Put a large steamer into a large pot with the water level just below it. Over high heat, bring the water to a boil and then add the squash slices to the rack. The slices will be overlapping and piled on top of each other. (If your pile of squash slices is super high however, you will have an easier time if you steam them in two batches.) Cover the pot and steam until the slices are tender, but not too tender! They should be bendable, but not soft. This should take about 5 minutes. Cooking times will vary depending on the size of the slices and the pot. Set aside to cool.
Preheat the oven to 350 degrees F, and adjust a rack to the top third of the oven.
In a medium-sized mixing bowl mix the ricotta with the egg and season to taste with salt and pepper. (Here's how to season to taste.) Set aside.
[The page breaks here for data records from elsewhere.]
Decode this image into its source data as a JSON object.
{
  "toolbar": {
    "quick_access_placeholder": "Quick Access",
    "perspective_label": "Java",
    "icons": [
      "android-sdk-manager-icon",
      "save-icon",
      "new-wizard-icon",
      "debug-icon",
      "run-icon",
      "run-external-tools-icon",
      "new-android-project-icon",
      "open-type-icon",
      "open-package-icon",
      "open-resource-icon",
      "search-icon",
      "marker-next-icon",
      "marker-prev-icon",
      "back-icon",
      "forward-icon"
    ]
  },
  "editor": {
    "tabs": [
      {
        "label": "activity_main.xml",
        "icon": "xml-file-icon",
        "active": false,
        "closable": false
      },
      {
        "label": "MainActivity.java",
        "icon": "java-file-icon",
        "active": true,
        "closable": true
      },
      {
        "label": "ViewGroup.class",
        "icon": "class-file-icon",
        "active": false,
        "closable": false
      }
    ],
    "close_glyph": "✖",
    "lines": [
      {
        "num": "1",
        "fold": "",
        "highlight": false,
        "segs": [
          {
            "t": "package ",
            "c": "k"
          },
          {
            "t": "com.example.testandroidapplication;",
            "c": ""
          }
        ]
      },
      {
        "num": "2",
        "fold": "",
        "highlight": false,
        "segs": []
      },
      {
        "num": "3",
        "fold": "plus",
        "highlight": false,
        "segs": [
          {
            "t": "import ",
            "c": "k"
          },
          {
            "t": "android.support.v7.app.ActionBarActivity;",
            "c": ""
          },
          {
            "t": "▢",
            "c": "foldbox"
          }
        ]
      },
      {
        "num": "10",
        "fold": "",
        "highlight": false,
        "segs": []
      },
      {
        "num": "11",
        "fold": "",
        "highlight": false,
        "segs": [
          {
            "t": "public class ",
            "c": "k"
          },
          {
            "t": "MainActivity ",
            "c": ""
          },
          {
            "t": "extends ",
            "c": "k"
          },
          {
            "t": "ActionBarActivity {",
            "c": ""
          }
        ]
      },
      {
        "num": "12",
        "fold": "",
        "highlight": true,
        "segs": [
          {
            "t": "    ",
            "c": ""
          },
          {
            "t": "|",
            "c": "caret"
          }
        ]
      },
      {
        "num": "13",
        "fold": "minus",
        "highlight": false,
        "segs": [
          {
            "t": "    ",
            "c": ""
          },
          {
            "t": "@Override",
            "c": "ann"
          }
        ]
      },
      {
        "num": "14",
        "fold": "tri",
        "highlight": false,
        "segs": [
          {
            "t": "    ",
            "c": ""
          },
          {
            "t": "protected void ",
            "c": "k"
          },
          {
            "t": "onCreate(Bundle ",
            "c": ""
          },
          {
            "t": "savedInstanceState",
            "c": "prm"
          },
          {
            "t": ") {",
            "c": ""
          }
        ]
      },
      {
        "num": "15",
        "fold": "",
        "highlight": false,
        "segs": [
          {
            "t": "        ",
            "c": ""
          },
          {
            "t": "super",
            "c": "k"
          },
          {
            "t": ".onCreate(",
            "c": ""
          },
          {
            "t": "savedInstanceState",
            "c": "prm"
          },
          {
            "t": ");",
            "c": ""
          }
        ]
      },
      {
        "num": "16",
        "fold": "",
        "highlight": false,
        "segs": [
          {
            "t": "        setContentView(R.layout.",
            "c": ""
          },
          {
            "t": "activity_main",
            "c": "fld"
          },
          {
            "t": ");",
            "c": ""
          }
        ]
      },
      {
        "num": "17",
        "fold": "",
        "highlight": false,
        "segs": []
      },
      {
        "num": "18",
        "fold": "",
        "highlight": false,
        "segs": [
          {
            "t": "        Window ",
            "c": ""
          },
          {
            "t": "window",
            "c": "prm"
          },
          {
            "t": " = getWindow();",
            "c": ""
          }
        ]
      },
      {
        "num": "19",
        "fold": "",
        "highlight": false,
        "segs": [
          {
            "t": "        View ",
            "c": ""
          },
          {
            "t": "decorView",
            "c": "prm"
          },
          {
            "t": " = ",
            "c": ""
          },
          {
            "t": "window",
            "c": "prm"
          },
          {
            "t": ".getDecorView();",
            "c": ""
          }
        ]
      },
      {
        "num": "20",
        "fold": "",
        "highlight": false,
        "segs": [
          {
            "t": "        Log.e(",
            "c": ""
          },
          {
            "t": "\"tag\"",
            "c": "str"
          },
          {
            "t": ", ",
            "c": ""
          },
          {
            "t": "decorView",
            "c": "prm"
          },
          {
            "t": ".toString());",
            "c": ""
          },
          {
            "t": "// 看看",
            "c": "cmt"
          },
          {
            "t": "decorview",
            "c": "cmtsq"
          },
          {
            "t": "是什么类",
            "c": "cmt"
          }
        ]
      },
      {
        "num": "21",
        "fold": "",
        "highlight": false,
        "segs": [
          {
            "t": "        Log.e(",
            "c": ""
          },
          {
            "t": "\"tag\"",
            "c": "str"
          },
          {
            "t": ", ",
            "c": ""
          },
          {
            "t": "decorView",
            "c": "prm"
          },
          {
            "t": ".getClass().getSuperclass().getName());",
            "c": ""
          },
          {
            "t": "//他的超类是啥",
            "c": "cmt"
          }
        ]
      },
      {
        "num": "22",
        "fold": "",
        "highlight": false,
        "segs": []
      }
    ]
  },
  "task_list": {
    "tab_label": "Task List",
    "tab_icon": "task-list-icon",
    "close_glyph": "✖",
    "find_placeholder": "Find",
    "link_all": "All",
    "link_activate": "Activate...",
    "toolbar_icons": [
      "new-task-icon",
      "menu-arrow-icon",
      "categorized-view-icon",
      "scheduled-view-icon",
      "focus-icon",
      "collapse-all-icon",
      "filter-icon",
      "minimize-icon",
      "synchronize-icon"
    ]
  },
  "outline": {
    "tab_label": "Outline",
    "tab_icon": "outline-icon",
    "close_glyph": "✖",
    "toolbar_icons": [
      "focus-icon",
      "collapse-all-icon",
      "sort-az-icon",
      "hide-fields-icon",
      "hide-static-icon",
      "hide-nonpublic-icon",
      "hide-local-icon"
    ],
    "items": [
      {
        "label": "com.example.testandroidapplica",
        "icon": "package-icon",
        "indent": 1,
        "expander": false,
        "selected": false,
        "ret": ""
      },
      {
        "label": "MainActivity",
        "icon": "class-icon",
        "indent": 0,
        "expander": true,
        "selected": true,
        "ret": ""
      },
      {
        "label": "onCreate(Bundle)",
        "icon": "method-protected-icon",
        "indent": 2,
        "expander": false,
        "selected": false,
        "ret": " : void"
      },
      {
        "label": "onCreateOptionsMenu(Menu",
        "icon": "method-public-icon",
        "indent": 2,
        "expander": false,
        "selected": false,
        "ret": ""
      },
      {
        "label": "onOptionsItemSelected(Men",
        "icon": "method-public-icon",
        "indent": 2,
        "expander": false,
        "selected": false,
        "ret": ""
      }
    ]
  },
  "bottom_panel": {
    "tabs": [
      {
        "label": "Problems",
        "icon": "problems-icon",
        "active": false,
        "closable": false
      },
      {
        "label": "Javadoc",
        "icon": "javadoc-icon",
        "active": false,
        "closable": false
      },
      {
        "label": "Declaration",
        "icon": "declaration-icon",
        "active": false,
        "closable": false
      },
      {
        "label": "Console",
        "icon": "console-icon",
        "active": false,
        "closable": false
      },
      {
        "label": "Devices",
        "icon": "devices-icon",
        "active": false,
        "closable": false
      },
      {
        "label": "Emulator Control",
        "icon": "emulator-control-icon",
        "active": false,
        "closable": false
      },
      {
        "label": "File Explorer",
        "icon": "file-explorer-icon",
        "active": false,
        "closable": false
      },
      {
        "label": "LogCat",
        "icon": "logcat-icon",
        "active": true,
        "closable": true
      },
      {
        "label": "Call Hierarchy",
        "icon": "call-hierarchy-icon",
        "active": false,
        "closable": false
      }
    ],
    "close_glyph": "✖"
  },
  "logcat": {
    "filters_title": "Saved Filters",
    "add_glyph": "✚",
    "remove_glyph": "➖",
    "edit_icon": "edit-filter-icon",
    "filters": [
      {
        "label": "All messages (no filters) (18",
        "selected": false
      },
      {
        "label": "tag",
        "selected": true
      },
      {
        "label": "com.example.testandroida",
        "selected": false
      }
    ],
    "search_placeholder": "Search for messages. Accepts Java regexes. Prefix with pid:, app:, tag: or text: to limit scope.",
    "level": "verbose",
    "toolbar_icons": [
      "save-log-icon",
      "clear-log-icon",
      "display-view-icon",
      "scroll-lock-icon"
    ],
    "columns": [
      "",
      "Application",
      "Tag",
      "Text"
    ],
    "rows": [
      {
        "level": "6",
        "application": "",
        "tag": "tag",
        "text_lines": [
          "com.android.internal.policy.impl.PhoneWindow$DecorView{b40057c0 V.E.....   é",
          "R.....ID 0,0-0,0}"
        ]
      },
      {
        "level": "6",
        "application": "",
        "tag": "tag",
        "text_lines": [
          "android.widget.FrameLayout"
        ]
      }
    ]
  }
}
Add about 1 cup of the sauce to the bottom of a 9 X 13 X 3-inch baking pan, and spread it out evenly.
Cover the sauce with an even layer of slightly overlapping slices of squash, and sprinkle with salt and pepper.
Pour about 1/2 of the remaining sauce on top of the squash and smooth it out.
Follow the sauce with about 1/3 of the ricotta mixture, and a sprinkling of about 1/2 cup of the mozzarella.
Coat this with an even layer of about 1/3 of the spinach leaves -- they should be slightly overlapping.
Starting with the squash, repeat this layering process once more.
On top of the second layering, add final layer of the squash, (sprinkling it with salt and pepper), the last of the ricotta mixture, topped with the remaining mozzarella.
Bake in the preheated 350 degree F oven for 30 minutes. The edges should be bubbling, and the top should be golden brown when it's done. If you notice it's getting too brown during the baking time, cover it lightly with foil. And if after 30 minutes, the top hasn't browned, place the pan under the broiler for about 30 seconds -- just to brown it.
Let the lasagna sit, covered lightly with foil, for at least 30 minutes before serving.
You can make this up to 2 days ahead of time, simply warming it in the oven before serving.